By Rhea Cartwright
alking to Marie Reynolds is akin to having a conversation with a physicist, a witch and your best friend all at once. An overflowing cup of knowledge delivered in her upbeat Southeast London accent, she has an intuitive response on how to treat the skin.
Now based in Norfolk, she still holds a regular London residency in Fortnum & Mason which sells out within mere minutes of new dates being released. If you aren't able to snag an appointment, her customisable skincare line is the next best thing and can be mixed and matched in endless combinations.
Having worked in the beauty industry for over thirty five years, it is impossible to not be left informed and in awe after talking with Marie. Here she talks to The Stack about why she has hundreds of photos of stranger's feet, the importance of a detailed consultation and how she rises above adversity.
I studied beauty therapy and of course you can calm and soothe the skin with topical ingredients but I always questioned why certain issues happened in the first place. My wellness training started with oriental diagnosis which is linked with traditional chinese medicine but I’ve trained in homeopathy, biochemic tissue salts, bioresonance and I attend annual congresses led by leading professors and neurologists on energy therapy.
I am obsessed with looking at different lines, moles and markers on the body because everything is linked. I used to stop people in the street to take pictures of their feet to show my students. It's about understanding the lines or the dots that join up the story of what you're seeing manifesting in the skin. The body interacts through cellular communications called implicit tissue memory and any experience that you have in life, your body remembers it.
I don't necessarily believe in skin types or skin conditions because it pigeonholes everyone. Take patients with rosacea for example, they can’t all be treated the same because it can be influenced by different parasitic influences and how different hormonal influences are metabolised by the liver.
We are not 2D beings, we are walking, talking, interactive symbiotic forms so there any many facets to our health and wellbeing. I don't make any wild claims, I just look at the energetic stresses and aim to bring balance and homeostasis to the person to help the body regain its energetic status quo to heal.
Your client will only tell you what they want you to know. I teach my therapists to look at how the client is sitting, how they're breathing, to look at the shape of their nostrils, to check their ears, notice what they’re doing with their mouth because it all means something. Therapists have to look at the bigger picture and not deal with clients as a one-stop shop.
I only do skin treatments at Fortnums but people visit me in Norfolk from all over the world for energy healing or colonics. I look at the energetic stresses that may be causing an imbalance physically because all physical manifestations start off with energetic imbalances. Beauty is more beautifying. It's pampering and having your nails or eyebrows done but what I do is skin health and wellness.
I try to make that sense feel real because energy healing isn’t hippy-dippy nonsense.

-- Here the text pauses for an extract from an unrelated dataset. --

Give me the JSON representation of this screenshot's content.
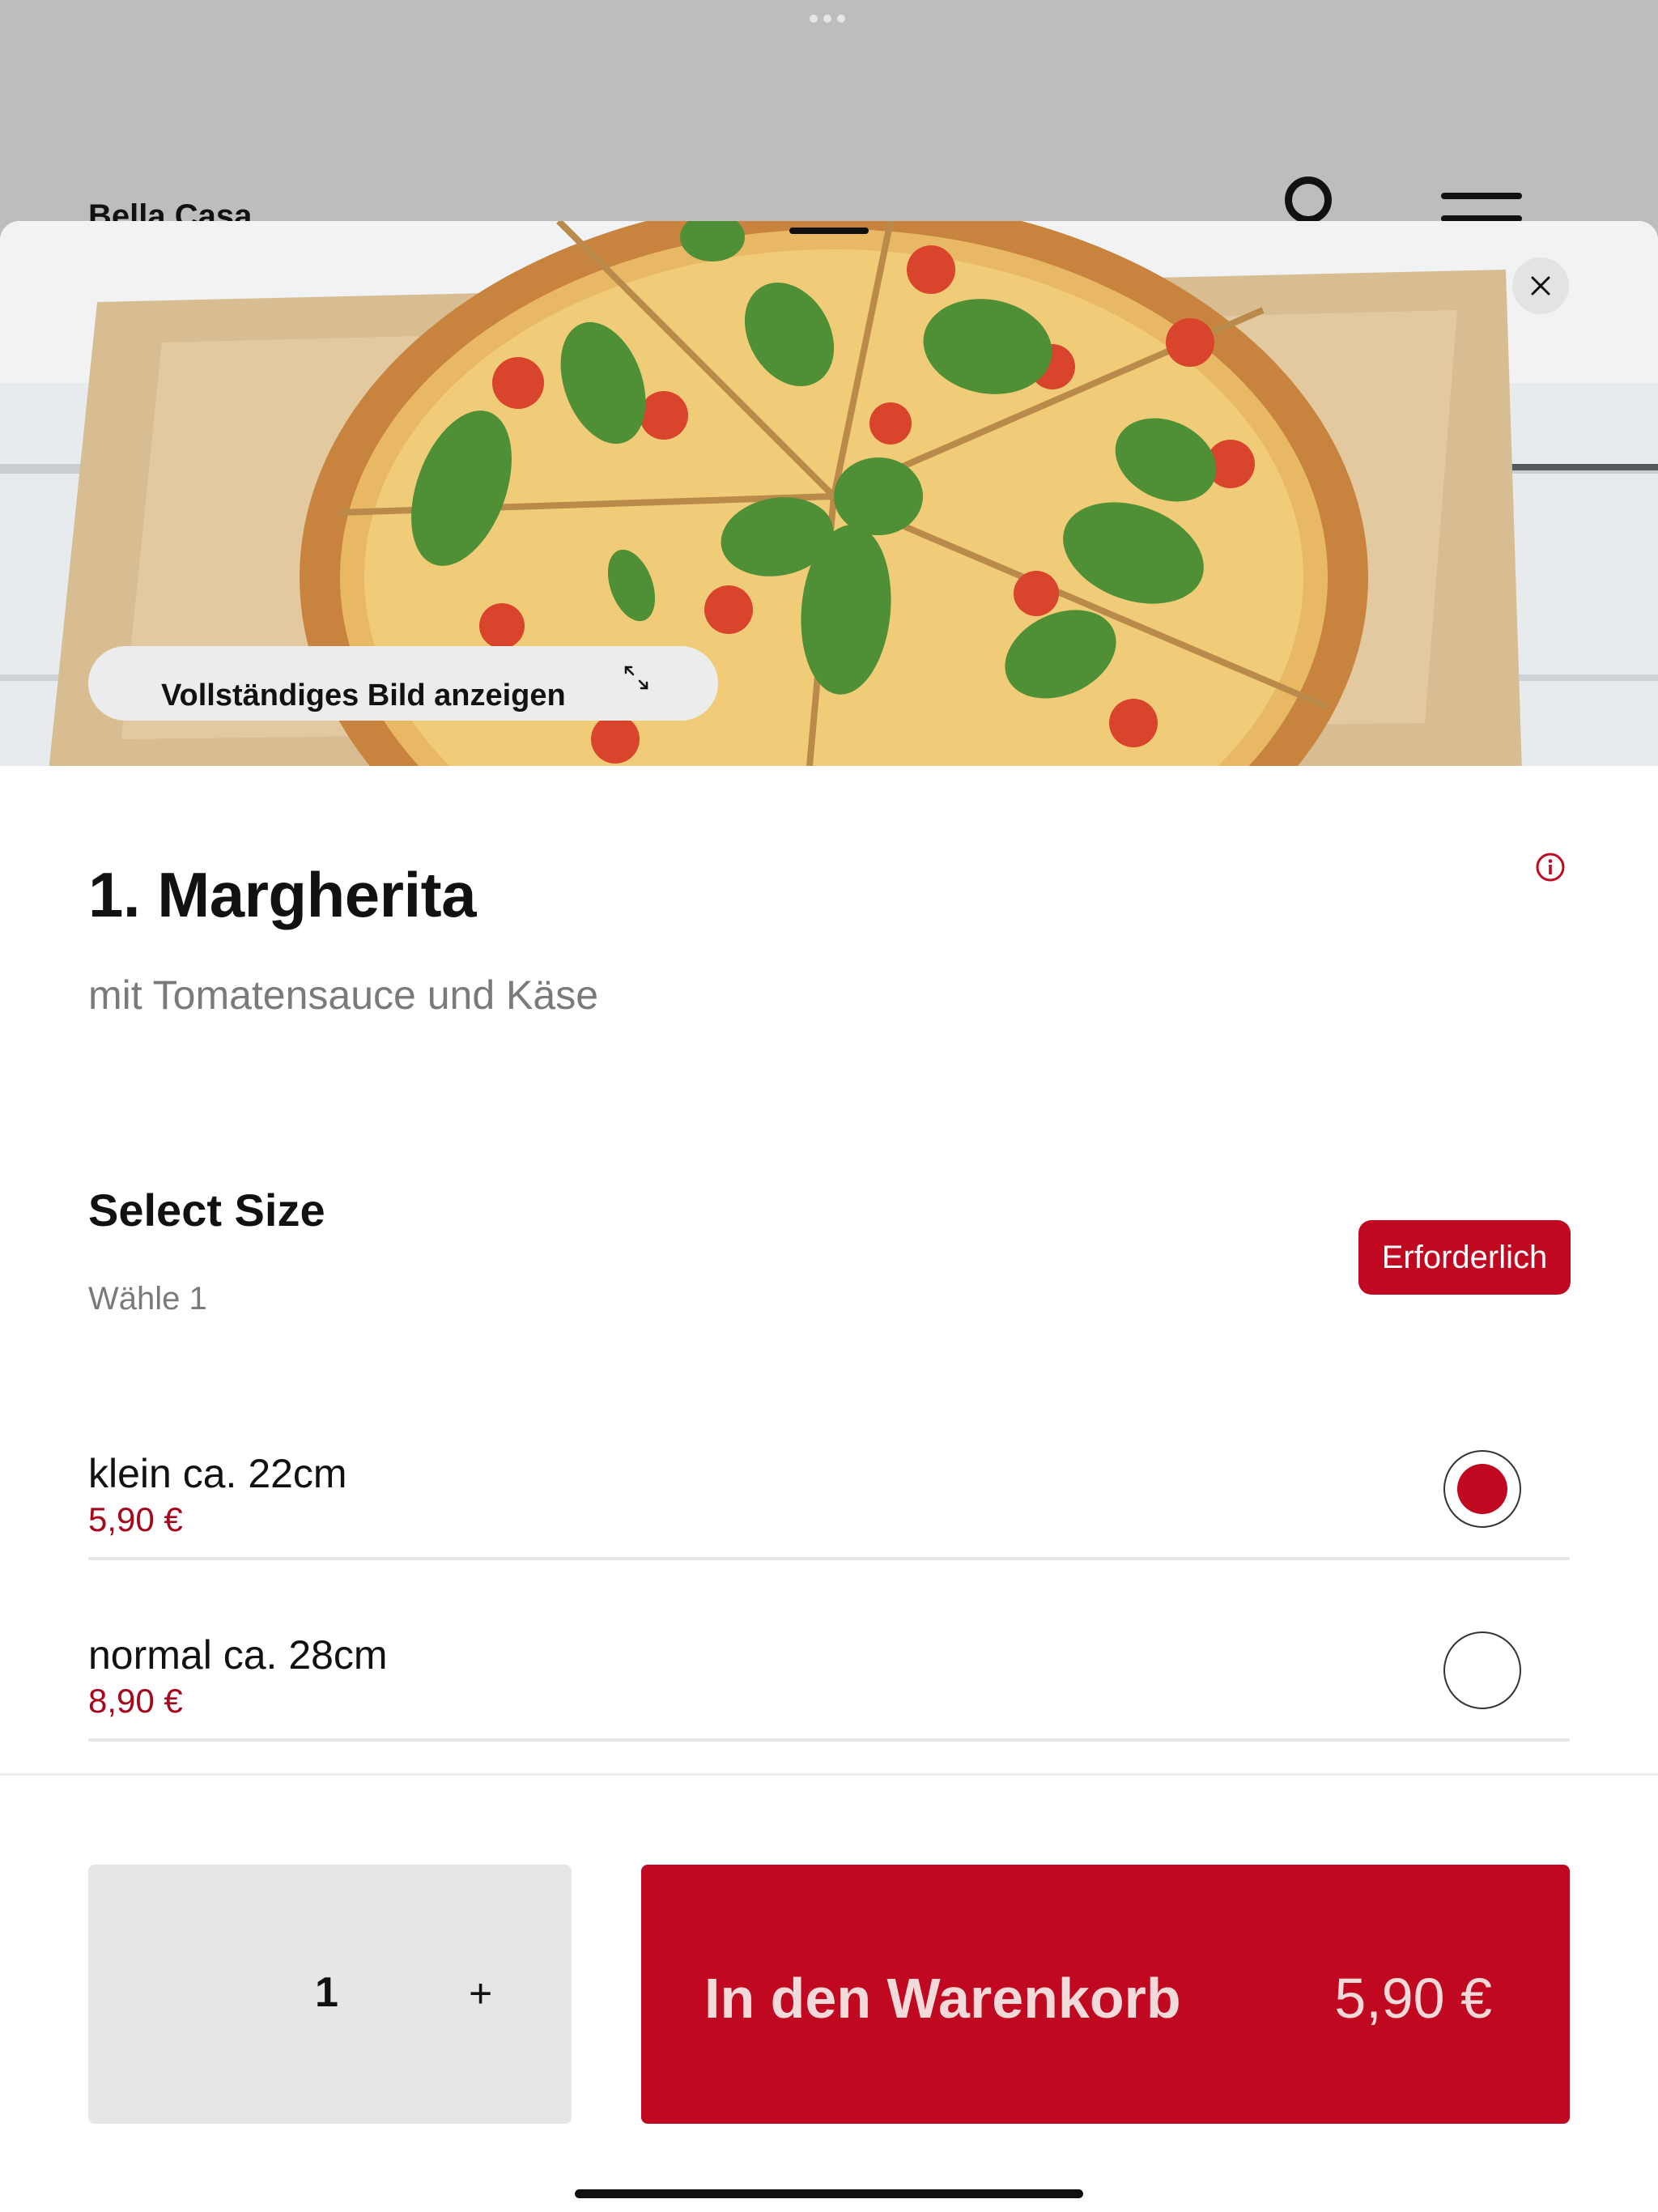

With earthing [editors note: also known as grounding] people think its just hugging trees but they have to understand the science behind it. Five miles above the Earth is the ionosphere and we have a lightning strike or a storm, that lightning draws those ions down into those negative ions, whereas positive ions stay above the ionosphere. Negative ions have been proven to reduce blood pressure, increase antioxidants and also support the mycelium, which is the oldest living organism on Earth.
People understand earthing as the wire we put in our house that cuts out negative electrostatic energy, but they can't understand as humans, we are electrical beings. From our skin cells to our thought processes, every single thing in our body has an electrical signature. The Earth’s electrical signature is called the Schumann resonance and is used in rockets to normalise astronauts before they come back down to Earth.
Our bodies are excreting things all the time. As far as elimination, our poo is the single most important thing to understand. When we're talking about the gut skin axis and the gut brain access, you can’t blindly take some probiotics and think everything is going to be okay.
My products are potent but simple because everything we see externally is an internal response so skincare should be basic.
I never really wanted to get into skincare, because it's such a beautiful monster. There are so many things that you have to go through and then people have an insatiable appetite for new launches. You don't have to bring things out all the time! I’d love my brand to go into the US but I’m happy with where I am and with my therapies, I don't think I could physically or mentally do much more. My drive isn’t to get millions of followers or have celebrity endorsements, I’m happy with my brand and that Mrs Smith down the road loves my products and is getting good results.
I sat there, looked at my little girl, and thought: "What lessons am I giving her in life? That it's ok to let people take advantage of you and just go with the flow to get you to pay your mortgage."
I didn’t want that for my daughter. I wanted her to have to look at me and think that no matter what challenges you have in life, no matter how scared you are, you can do the right thing. I was done with her seeing me crying and being scared because even as a toddler I remember her coming to me with some tissues saying, "mummy please don't cry". You can’t overthink things emotionally, you have to think things through in a logical sense.
From PR, to photography and marketing, it was all me - I only got help eight months ago. I’m in my office early doors and often stay late at night doing treatments. My daughter has now graduated from uni and has a flat. Sometimes I get this gut-wrenching grief that I missed out on some of her childhood but she was my drive.
From starting her own business to constantly growing her knowledge, everything is a lesson for Marie Reynolds.
By Rhea Cartwright